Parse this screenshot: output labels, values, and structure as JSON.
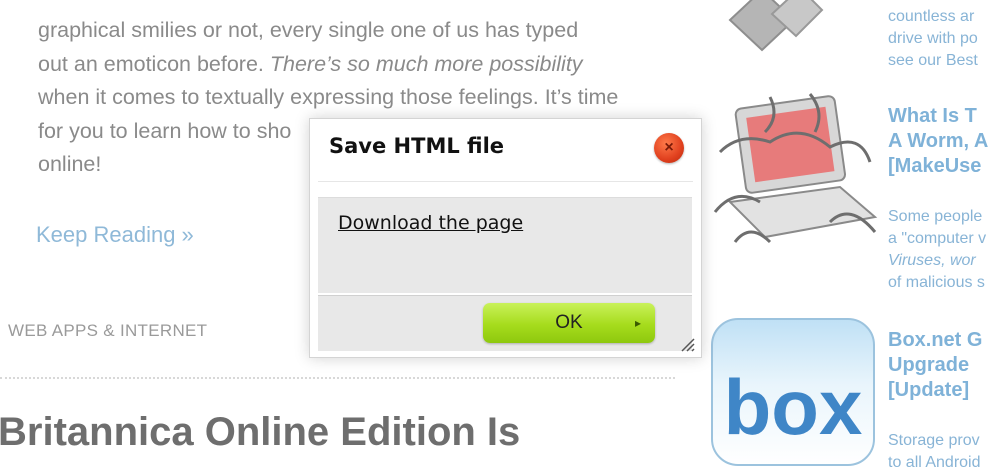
{
  "article": {
    "intro_line1": "graphical smilies or not, every single one of us has typed",
    "intro_line2a": "out an emoticon before. ",
    "intro_line2b": "There’s so much more possibility",
    "intro_line3": "when it comes to textually expressing those feelings. It’s time",
    "intro_line4": "for you to learn how to sho",
    "intro_line5": "online!",
    "keep_reading": "Keep Reading »",
    "category": "WEB APPS & INTERNET",
    "headline": "Britannica Online Edition Is"
  },
  "sidebar": {
    "item1": {
      "desc_line1": "countless ar",
      "desc_line2": "drive with po",
      "desc_line3": "see our Best"
    },
    "item2": {
      "title_line1": "What Is T",
      "title_line2": "A Worm, A",
      "title_line3": "[MakeUse",
      "desc_line1": "Some people",
      "desc_line2": "a \"computer v",
      "desc_line3a": "Viruses",
      "desc_line3b": ", wor",
      "desc_line4": "of malicious s"
    },
    "item3": {
      "thumb_text": "box",
      "title_line1": "Box.net G",
      "title_line2": "Upgrade",
      "title_line3": "[Update]",
      "desc_line1": "Storage prov",
      "desc_line2": "to all Android"
    }
  },
  "modal": {
    "title": "Save HTML file",
    "close_glyph": "×",
    "download_link": "Download the page",
    "ok_label": "OK",
    "ok_arrow": "▸"
  },
  "colors": {
    "link_blue": "#7fb2d8",
    "ok_green": "#a6dc1c",
    "close_red": "#e0401e"
  }
}
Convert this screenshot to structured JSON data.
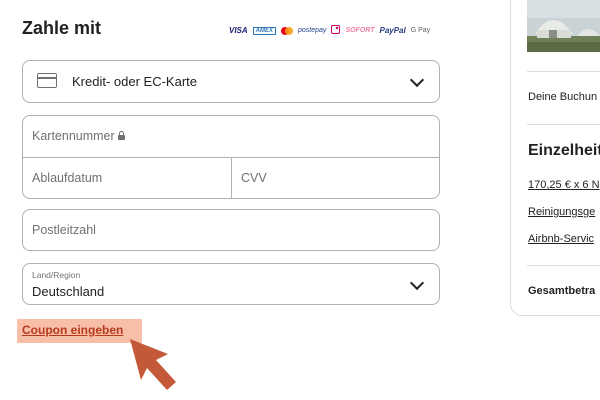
{
  "payment": {
    "heading": "Zahle mit",
    "logos": [
      {
        "name": "visa",
        "text": "VISA"
      },
      {
        "name": "amex",
        "text": "AMEX"
      },
      {
        "name": "mastercard",
        "text": ""
      },
      {
        "name": "postepay",
        "text": "postepay"
      },
      {
        "name": "ideal",
        "text": ""
      },
      {
        "name": "sofort",
        "text": "SOFORT"
      },
      {
        "name": "paypal",
        "text": "PayPal"
      },
      {
        "name": "google-pay",
        "text": "G Pay"
      }
    ],
    "method_select": {
      "value": "Kredit- oder EC-Karte",
      "icon": "credit-card-icon"
    },
    "card_number": {
      "placeholder": "Kartennummer",
      "icon": "lock-icon"
    },
    "expiry": {
      "placeholder": "Ablaufdatum"
    },
    "cvv": {
      "placeholder": "CVV"
    },
    "postcode": {
      "placeholder": "Postleitzahl"
    },
    "country": {
      "label": "Land/Region",
      "value": "Deutschland"
    },
    "coupon_link": "Coupon eingeben"
  },
  "summary": {
    "booking_text": "Deine Buchun",
    "details_heading": "Einzelheit",
    "price_rows": [
      {
        "label": "170,25 € x 6 N"
      },
      {
        "label": "Reinigungsge"
      },
      {
        "label": "Airbnb-Servic"
      }
    ],
    "total_label": "Gesamtbetra"
  },
  "colors": {
    "accent": "#b73a1e",
    "highlight": "#f7bfa8",
    "cursor": "#c4593a",
    "border": "#b0b0b0"
  }
}
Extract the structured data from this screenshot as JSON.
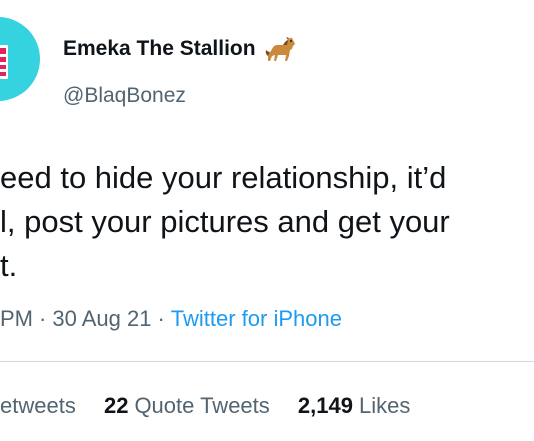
{
  "author": {
    "display_name": "Emeka The Stallion",
    "handle": "@BlaqBonez",
    "emoji_icon": "horse-icon",
    "avatar_color": "#35d3e0"
  },
  "tweet": {
    "lines": [
      "eed to hide your relationship, it’d",
      "l, post your pictures and get your",
      "t."
    ]
  },
  "meta": {
    "time": "PM",
    "separator": "·",
    "date": "30 Aug 21",
    "source": "Twitter for iPhone",
    "source_color": "#1d9bf0"
  },
  "stats": {
    "retweets_label": "etweets",
    "quote_tweets_count": "22",
    "quote_tweets_label": "Quote Tweets",
    "likes_count": "2,149",
    "likes_label": "Likes"
  }
}
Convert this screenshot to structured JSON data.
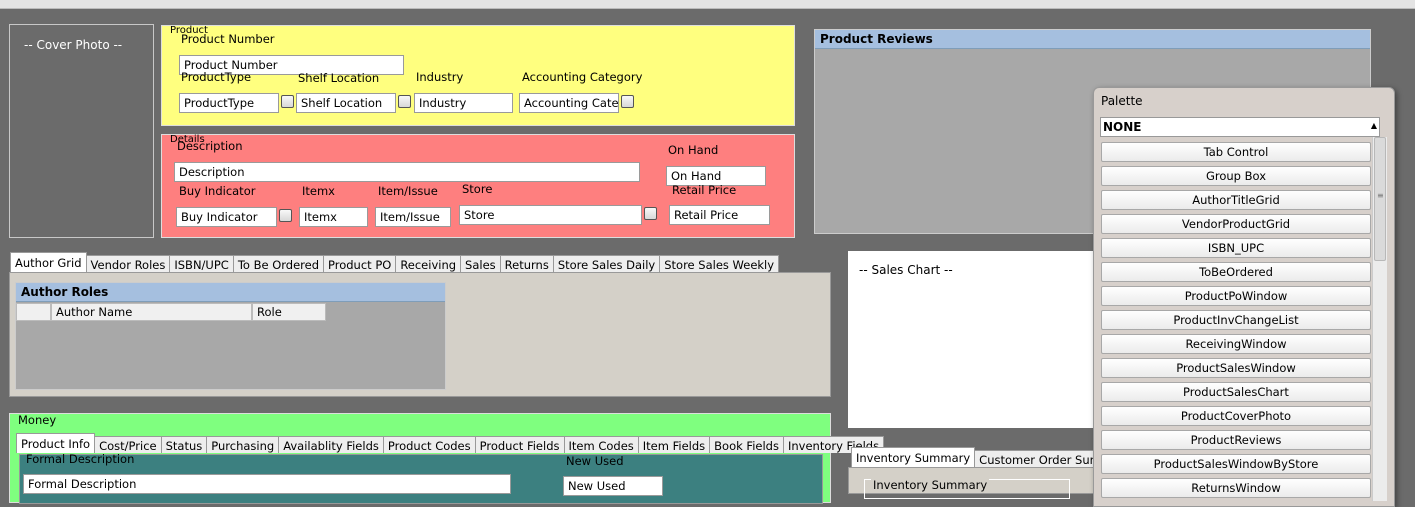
{
  "cover": {
    "label": "-- Cover Photo --"
  },
  "product": {
    "group_title": "Product",
    "number_label": "Product Number",
    "number_value": "Product Number",
    "type_label": "ProductType",
    "type_value": "ProductType",
    "shelf_label": "Shelf Location",
    "shelf_value": "Shelf Location",
    "industry_label": "Industry",
    "industry_value": "Industry",
    "acct_label": "Accounting Category",
    "acct_value": "Accounting Categor"
  },
  "details": {
    "group_title": "Details",
    "description_label": "Description",
    "description_value": "Description",
    "onhand_label": "On Hand",
    "onhand_value": "On Hand",
    "buy_label": "Buy Indicator",
    "buy_value": "Buy Indicator",
    "itemx_label": "Itemx",
    "itemx_value": "Itemx",
    "itemissue_label": "Item/Issue",
    "itemissue_value": "Item/Issue",
    "store_label": "Store",
    "store_value": "Store",
    "retail_label": "Retail Price",
    "retail_value": "Retail Price"
  },
  "reviews": {
    "title": "Product Reviews"
  },
  "author_tabs": [
    "Author Grid",
    "Vendor Roles",
    "ISBN/UPC",
    "To Be Ordered",
    "Product PO",
    "Receiving",
    "Sales",
    "Returns",
    "Store Sales Daily",
    "Store Sales Weekly"
  ],
  "author_roles": {
    "title": "Author Roles",
    "col1": "Author Name",
    "col2": "Role"
  },
  "sales_chart": {
    "label": "-- Sales Chart --"
  },
  "money": {
    "group_title": "Money",
    "tabs": [
      "Product Info",
      "Cost/Price",
      "Status",
      "Purchasing",
      "Availablity Fields",
      "Product Codes",
      "Product Fields",
      "Item Codes",
      "Item Fields",
      "Book Fields",
      "Inventory Fields"
    ],
    "formal_label": "Formal Description",
    "formal_value": "Formal Description",
    "newused_label": "New Used",
    "newused_value": "New Used"
  },
  "inventory": {
    "tabs": [
      "Inventory Summary",
      "Customer Order Summary"
    ],
    "group_title": "Inventory Summary"
  },
  "palette": {
    "title": "Palette",
    "selected": "NONE",
    "items": [
      "Tab Control",
      "Group Box",
      "AuthorTitleGrid",
      "VendorProductGrid",
      "ISBN_UPC",
      "ToBeOrdered",
      "ProductPoWindow",
      "ProductInvChangeList",
      "ReceivingWindow",
      "ProductSalesWindow",
      "ProductSalesChart",
      "ProductCoverPhoto",
      "ProductReviews",
      "ProductSalesWindowByStore",
      "ReturnsWindow"
    ]
  },
  "colors": {
    "product_bg": "#ffff7f",
    "details_bg": "#fe7f7f",
    "money_bg": "#7fff7f",
    "header_bg": "#a5bfdf"
  }
}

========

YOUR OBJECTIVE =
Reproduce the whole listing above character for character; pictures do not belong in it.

WRITTEN REPLY =
Parse this screenshot: output labels, values, and structure as JSON.
{
  "article": {
    "intro_line1": "graphical smilies or not, every single one of us has typed",
    "intro_line2a": "out an emoticon before. ",
    "intro_line2b": "There’s so much more possibility",
    "intro_line3": "when it comes to textually expressing those feelings. It’s time",
    "intro_line4": "for you to learn how to sho",
    "intro_line5": "online!",
    "keep_reading": "Keep Reading »",
    "category": "WEB APPS & INTERNET",
    "headline": "Britannica Online Edition Is"
  },
  "sidebar": {
    "item1": {
      "desc_line1": "countless ar",
      "desc_line2": "drive with po",
      "desc_line3": "see our Best"
    },
    "item2": {
      "title_line1": "What Is T",
      "title_line2": "A Worm, A",
      "title_line3": "[MakeUse",
      "desc_line1": "Some people",
      "desc_line2": "a \"computer v",
      "desc_line3a": "Viruses",
      "desc_line3b": ", wor",
      "desc_line4": "of malicious s"
    },
    "item3": {
      "thumb_text": "box",
      "title_line1": "Box.net G",
      "title_line2": "Upgrade",
      "title_line3": "[Update]",
      "desc_line1": "Storage prov",
      "desc_line2": "to all Android"
    }
  },
  "modal": {
    "title": "Save HTML file",
    "close_glyph": "×",
    "download_link": "Download the page",
    "ok_label": "OK",
    "ok_arrow": "▸"
  },
  "colors": {
    "link_blue": "#7fb2d8",
    "ok_green": "#a6dc1c",
    "close_red": "#e0401e"
  }
}
Convert this screenshot to structured JSON data.
{
  "payment": {
    "heading": "Zahle mit",
    "logos": [
      {
        "name": "visa",
        "text": "VISA"
      },
      {
        "name": "amex",
        "text": "AMEX"
      },
      {
        "name": "mastercard",
        "text": ""
      },
      {
        "name": "postepay",
        "text": "postepay"
      },
      {
        "name": "ideal",
        "text": ""
      },
      {
        "name": "sofort",
        "text": "SOFORT"
      },
      {
        "name": "paypal",
        "text": "PayPal"
      },
      {
        "name": "google-pay",
        "text": "G Pay"
      }
    ],
    "method_select": {
      "value": "Kredit- oder EC-Karte",
      "icon": "credit-card-icon"
    },
    "card_number": {
      "placeholder": "Kartennummer",
      "icon": "lock-icon"
    },
    "expiry": {
      "placeholder": "Ablaufdatum"
    },
    "cvv": {
      "placeholder": "CVV"
    },
    "postcode": {
      "placeholder": "Postleitzahl"
    },
    "country": {
      "label": "Land/Region",
      "value": "Deutschland"
    },
    "coupon_link": "Coupon eingeben"
  },
  "summary": {
    "booking_text": "Deine Buchun",
    "details_heading": "Einzelheit",
    "price_rows": [
      {
        "label": "170,25 € x 6 N"
      },
      {
        "label": "Reinigungsge"
      },
      {
        "label": "Airbnb-Servic"
      }
    ],
    "total_label": "Gesamtbetra"
  },
  "colors": {
    "accent": "#b73a1e",
    "highlight": "#f7bfa8",
    "cursor": "#c4593a",
    "border": "#b0b0b0"
  }
}
Extract the structured data from this screenshot as JSON.
{
  "author": {
    "display_name": "Emeka The Stallion",
    "handle": "@BlaqBonez",
    "emoji_icon": "horse-icon",
    "avatar_color": "#35d3e0"
  },
  "tweet": {
    "lines": [
      "eed to hide your relationship, it’d",
      "l, post your pictures and get your",
      "t."
    ]
  },
  "meta": {
    "time": "PM",
    "separator": "·",
    "date": "30 Aug 21",
    "source": "Twitter for iPhone",
    "source_color": "#1d9bf0"
  },
  "stats": {
    "retweets_label": "etweets",
    "quote_tweets_count": "22",
    "quote_tweets_label": "Quote Tweets",
    "likes_count": "2,149",
    "likes_label": "Likes"
  }
}
Convert this screenshot to structured JSON data.
{
  "cover": {
    "label": "-- Cover Photo --"
  },
  "product": {
    "group_title": "Product",
    "number_label": "Product Number",
    "number_value": "Product Number",
    "type_label": "ProductType",
    "type_value": "ProductType",
    "shelf_label": "Shelf Location",
    "shelf_value": "Shelf Location",
    "industry_label": "Industry",
    "industry_value": "Industry",
    "acct_label": "Accounting Category",
    "acct_value": "Accounting Categor"
  },
  "details": {
    "group_title": "Details",
    "description_label": "Description",
    "description_value": "Description",
    "onhand_label": "On Hand",
    "onhand_value": "On Hand",
    "buy_label": "Buy Indicator",
    "buy_value": "Buy Indicator",
    "itemx_label": "Itemx",
    "itemx_value": "Itemx",
    "itemissue_label": "Item/Issue",
    "itemissue_value": "Item/Issue",
    "store_label": "Store",
    "store_value": "Store",
    "retail_label": "Retail Price",
    "retail_value": "Retail Price"
  },
  "reviews": {
    "title": "Product Reviews"
  },
  "author_tabs": [
    "Author Grid",
    "Vendor Roles",
    "ISBN/UPC",
    "To Be Ordered",
    "Product PO",
    "Receiving",
    "Sales",
    "Returns",
    "Store Sales Daily",
    "Store Sales Weekly"
  ],
  "author_roles": {
    "title": "Author Roles",
    "col1": "Author Name",
    "col2": "Role"
  },
  "sales_chart": {
    "label": "-- Sales Chart --"
  },
  "money": {
    "group_title": "Money",
    "tabs": [
      "Product Info",
      "Cost/Price",
      "Status",
      "Purchasing",
      "Availablity Fields",
      "Product Codes",
      "Product Fields",
      "Item Codes",
      "Item Fields",
      "Book Fields",
      "Inventory Fields"
    ],
    "formal_label": "Formal Description",
    "formal_value": "Formal Description",
    "newused_label": "New Used",
    "newused_value": "New Used"
  },
  "inventory": {
    "tabs": [
      "Inventory Summary",
      "Customer Order Summary"
    ],
    "group_title": "Inventory Summary"
  },
  "palette": {
    "title": "Palette",
    "selected": "NONE",
    "items": [
      "Tab Control",
      "Group Box",
      "AuthorTitleGrid",
      "VendorProductGrid",
      "ISBN_UPC",
      "ToBeOrdered",
      "ProductPoWindow",
      "ProductInvChangeList",
      "ReceivingWindow",
      "ProductSalesWindow",
      "ProductSalesChart",
      "ProductCoverPhoto",
      "ProductReviews",
      "ProductSalesWindowByStore",
      "ReturnsWindow"
    ]
  },
  "colors": {
    "product_bg": "#ffff7f",
    "details_bg": "#fe7f7f",
    "money_bg": "#7fff7f",
    "header_bg": "#a5bfdf"
  }
}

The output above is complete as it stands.